Below is a set of records. Repeat them verbatim without the pictures.

## [Stored items]
========================================================================

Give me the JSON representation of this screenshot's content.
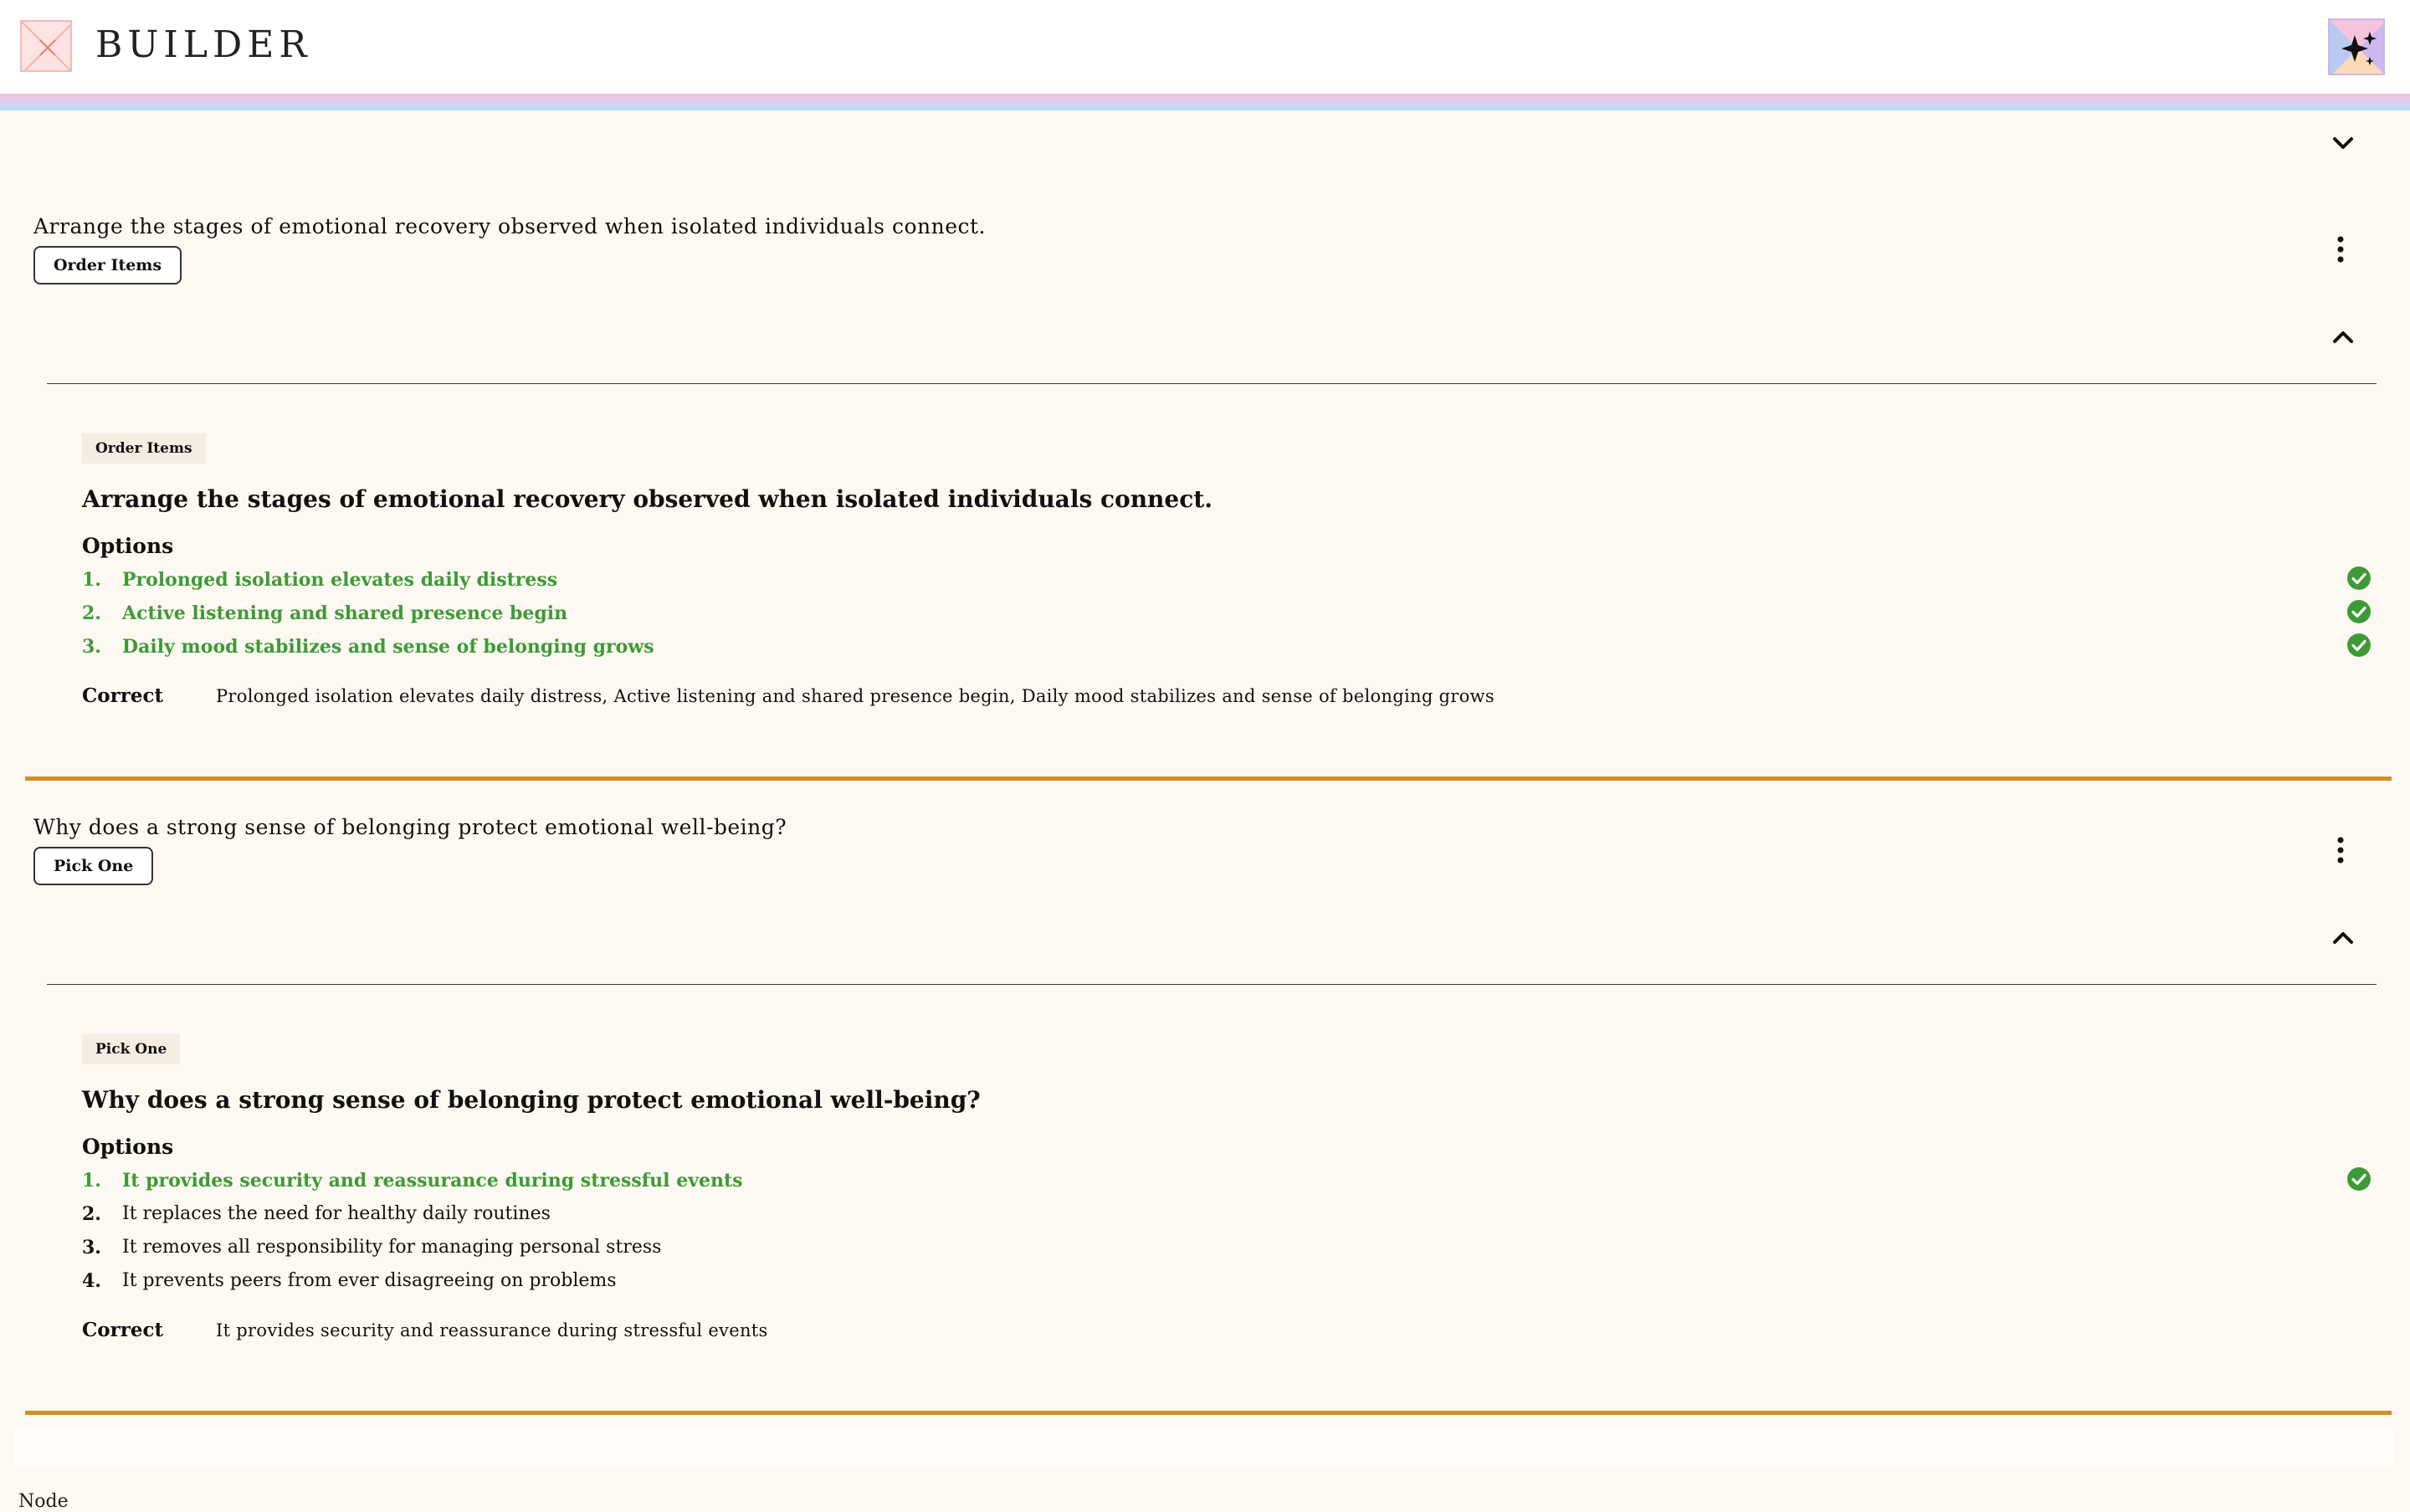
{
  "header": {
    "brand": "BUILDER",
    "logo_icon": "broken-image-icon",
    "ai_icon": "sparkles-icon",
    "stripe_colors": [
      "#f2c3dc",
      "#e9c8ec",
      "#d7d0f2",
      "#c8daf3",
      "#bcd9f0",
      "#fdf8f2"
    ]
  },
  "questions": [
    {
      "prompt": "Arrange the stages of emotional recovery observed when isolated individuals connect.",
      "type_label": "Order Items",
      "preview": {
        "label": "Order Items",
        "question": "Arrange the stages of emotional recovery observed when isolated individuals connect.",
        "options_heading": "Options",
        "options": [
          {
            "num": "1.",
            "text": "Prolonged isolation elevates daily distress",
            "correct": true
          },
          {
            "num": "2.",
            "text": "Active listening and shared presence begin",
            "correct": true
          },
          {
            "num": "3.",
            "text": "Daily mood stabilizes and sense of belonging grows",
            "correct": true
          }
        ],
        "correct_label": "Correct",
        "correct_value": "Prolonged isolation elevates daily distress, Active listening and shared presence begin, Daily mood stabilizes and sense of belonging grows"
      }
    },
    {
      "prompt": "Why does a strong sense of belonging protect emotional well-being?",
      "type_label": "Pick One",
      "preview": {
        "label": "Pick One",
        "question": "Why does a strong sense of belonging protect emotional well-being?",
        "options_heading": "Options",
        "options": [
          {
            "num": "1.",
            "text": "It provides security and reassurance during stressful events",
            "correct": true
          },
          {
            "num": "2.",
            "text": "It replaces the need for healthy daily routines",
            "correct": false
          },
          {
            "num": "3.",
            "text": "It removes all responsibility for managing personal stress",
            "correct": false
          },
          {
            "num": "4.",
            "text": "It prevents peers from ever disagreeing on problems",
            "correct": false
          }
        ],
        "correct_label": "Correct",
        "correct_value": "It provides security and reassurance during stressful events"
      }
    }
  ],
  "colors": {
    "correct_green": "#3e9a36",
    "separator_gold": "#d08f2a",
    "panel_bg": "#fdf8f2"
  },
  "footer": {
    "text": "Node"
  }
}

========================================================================

## [RESPONSE FOR THIS EXERCISE]
Give me the JSON representation of this screenshot's content.
{
  "header": {
    "brand": "BUILDER",
    "logo_icon": "broken-image-icon",
    "ai_icon": "sparkles-icon",
    "stripe_colors": [
      "#f2c3dc",
      "#e9c8ec",
      "#d7d0f2",
      "#c8daf3",
      "#bcd9f0",
      "#fdf8f2"
    ]
  },
  "questions": [
    {
      "prompt": "Arrange the stages of emotional recovery observed when isolated individuals connect.",
      "type_label": "Order Items",
      "preview": {
        "label": "Order Items",
        "question": "Arrange the stages of emotional recovery observed when isolated individuals connect.",
        "options_heading": "Options",
        "options": [
          {
            "num": "1.",
            "text": "Prolonged isolation elevates daily distress",
            "correct": true
          },
          {
            "num": "2.",
            "text": "Active listening and shared presence begin",
            "correct": true
          },
          {
            "num": "3.",
            "text": "Daily mood stabilizes and sense of belonging grows",
            "correct": true
          }
        ],
        "correct_label": "Correct",
        "correct_value": "Prolonged isolation elevates daily distress, Active listening and shared presence begin, Daily mood stabilizes and sense of belonging grows"
      }
    },
    {
      "prompt": "Why does a strong sense of belonging protect emotional well-being?",
      "type_label": "Pick One",
      "preview": {
        "label": "Pick One",
        "question": "Why does a strong sense of belonging protect emotional well-being?",
        "options_heading": "Options",
        "options": [
          {
            "num": "1.",
            "text": "It provides security and reassurance during stressful events",
            "correct": true
          },
          {
            "num": "2.",
            "text": "It replaces the need for healthy daily routines",
            "correct": false
          },
          {
            "num": "3.",
            "text": "It removes all responsibility for managing personal stress",
            "correct": false
          },
          {
            "num": "4.",
            "text": "It prevents peers from ever disagreeing on problems",
            "correct": false
          }
        ],
        "correct_label": "Correct",
        "correct_value": "It provides security and reassurance during stressful events"
      }
    }
  ],
  "colors": {
    "correct_green": "#3e9a36",
    "separator_gold": "#d08f2a",
    "panel_bg": "#fdf8f2"
  },
  "footer": {
    "text": "Node"
  }
}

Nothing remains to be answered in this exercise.